Records from a data source
*** Begin section ***

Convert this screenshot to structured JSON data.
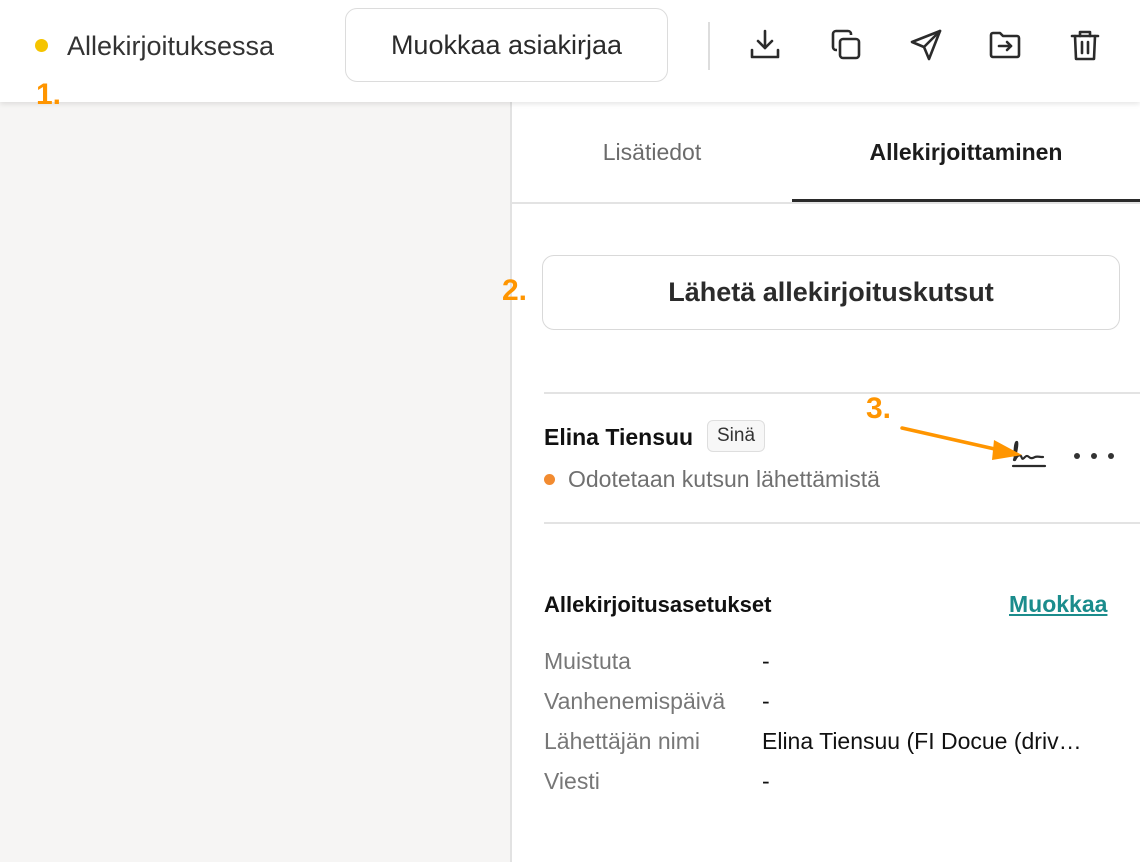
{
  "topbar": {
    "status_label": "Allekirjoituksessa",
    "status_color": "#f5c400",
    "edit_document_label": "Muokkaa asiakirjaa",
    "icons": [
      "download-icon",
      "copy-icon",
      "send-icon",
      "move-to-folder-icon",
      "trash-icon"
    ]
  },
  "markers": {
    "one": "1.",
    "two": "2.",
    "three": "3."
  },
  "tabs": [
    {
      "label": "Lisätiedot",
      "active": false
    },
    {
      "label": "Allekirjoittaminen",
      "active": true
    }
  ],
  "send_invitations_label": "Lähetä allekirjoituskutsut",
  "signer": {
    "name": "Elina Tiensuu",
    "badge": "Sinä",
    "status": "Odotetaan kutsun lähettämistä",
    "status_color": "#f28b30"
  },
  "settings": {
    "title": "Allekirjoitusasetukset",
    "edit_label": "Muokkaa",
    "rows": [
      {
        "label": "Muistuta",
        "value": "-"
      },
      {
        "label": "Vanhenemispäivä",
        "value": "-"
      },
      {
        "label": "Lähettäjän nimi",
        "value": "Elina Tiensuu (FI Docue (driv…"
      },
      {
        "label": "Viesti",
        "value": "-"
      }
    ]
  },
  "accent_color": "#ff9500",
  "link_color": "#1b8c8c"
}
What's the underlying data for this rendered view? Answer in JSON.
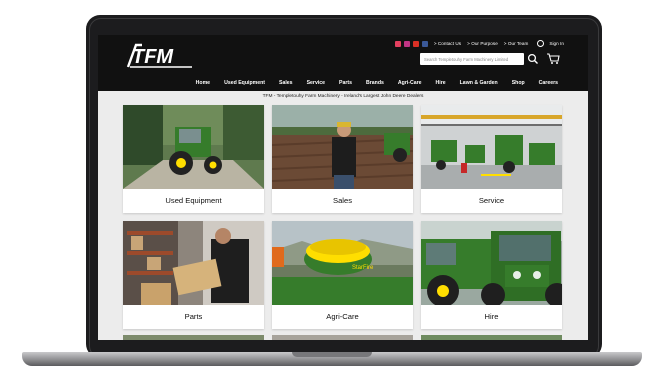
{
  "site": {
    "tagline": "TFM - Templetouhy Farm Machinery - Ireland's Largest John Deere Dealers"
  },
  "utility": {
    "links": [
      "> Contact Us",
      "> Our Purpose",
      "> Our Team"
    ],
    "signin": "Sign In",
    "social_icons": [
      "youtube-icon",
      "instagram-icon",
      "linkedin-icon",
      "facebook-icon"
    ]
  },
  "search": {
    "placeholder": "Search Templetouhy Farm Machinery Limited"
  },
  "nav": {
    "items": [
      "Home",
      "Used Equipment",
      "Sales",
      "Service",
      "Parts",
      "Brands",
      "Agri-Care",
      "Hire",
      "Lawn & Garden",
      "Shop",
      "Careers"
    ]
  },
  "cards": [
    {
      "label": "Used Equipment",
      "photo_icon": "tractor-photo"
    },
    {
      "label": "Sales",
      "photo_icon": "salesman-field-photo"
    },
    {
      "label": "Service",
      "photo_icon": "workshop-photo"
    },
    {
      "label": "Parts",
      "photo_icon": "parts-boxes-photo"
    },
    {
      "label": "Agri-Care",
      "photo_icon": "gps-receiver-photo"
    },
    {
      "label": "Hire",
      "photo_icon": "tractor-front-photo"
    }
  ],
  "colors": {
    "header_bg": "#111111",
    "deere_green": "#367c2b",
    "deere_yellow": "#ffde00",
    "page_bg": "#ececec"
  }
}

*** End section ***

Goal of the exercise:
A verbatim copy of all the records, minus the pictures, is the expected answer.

Expected answer:
Convert this screenshot to structured JSON data.
{
  "topbar": {
    "status_label": "Allekirjoituksessa",
    "status_color": "#f5c400",
    "edit_document_label": "Muokkaa asiakirjaa",
    "icons": [
      "download-icon",
      "copy-icon",
      "send-icon",
      "move-to-folder-icon",
      "trash-icon"
    ]
  },
  "markers": {
    "one": "1.",
    "two": "2.",
    "three": "3."
  },
  "tabs": [
    {
      "label": "Lisätiedot",
      "active": false
    },
    {
      "label": "Allekirjoittaminen",
      "active": true
    }
  ],
  "send_invitations_label": "Lähetä allekirjoituskutsut",
  "signer": {
    "name": "Elina Tiensuu",
    "badge": "Sinä",
    "status": "Odotetaan kutsun lähettämistä",
    "status_color": "#f28b30"
  },
  "settings": {
    "title": "Allekirjoitusasetukset",
    "edit_label": "Muokkaa",
    "rows": [
      {
        "label": "Muistuta",
        "value": "-"
      },
      {
        "label": "Vanhenemispäivä",
        "value": "-"
      },
      {
        "label": "Lähettäjän nimi",
        "value": "Elina Tiensuu (FI Docue (driv…"
      },
      {
        "label": "Viesti",
        "value": "-"
      }
    ]
  },
  "accent_color": "#ff9500",
  "link_color": "#1b8c8c"
}
What's the underlying data for this rendered view? Answer in JSON.
{
  "site": {
    "tagline": "TFM - Templetouhy Farm Machinery - Ireland's Largest John Deere Dealers"
  },
  "utility": {
    "links": [
      "> Contact Us",
      "> Our Purpose",
      "> Our Team"
    ],
    "signin": "Sign In",
    "social_icons": [
      "youtube-icon",
      "instagram-icon",
      "linkedin-icon",
      "facebook-icon"
    ]
  },
  "search": {
    "placeholder": "Search Templetouhy Farm Machinery Limited"
  },
  "nav": {
    "items": [
      "Home",
      "Used Equipment",
      "Sales",
      "Service",
      "Parts",
      "Brands",
      "Agri-Care",
      "Hire",
      "Lawn & Garden",
      "Shop",
      "Careers"
    ]
  },
  "cards": [
    {
      "label": "Used Equipment",
      "photo_icon": "tractor-photo"
    },
    {
      "label": "Sales",
      "photo_icon": "salesman-field-photo"
    },
    {
      "label": "Service",
      "photo_icon": "workshop-photo"
    },
    {
      "label": "Parts",
      "photo_icon": "parts-boxes-photo"
    },
    {
      "label": "Agri-Care",
      "photo_icon": "gps-receiver-photo"
    },
    {
      "label": "Hire",
      "photo_icon": "tractor-front-photo"
    }
  ],
  "colors": {
    "header_bg": "#111111",
    "deere_green": "#367c2b",
    "deere_yellow": "#ffde00",
    "page_bg": "#ececec"
  }
}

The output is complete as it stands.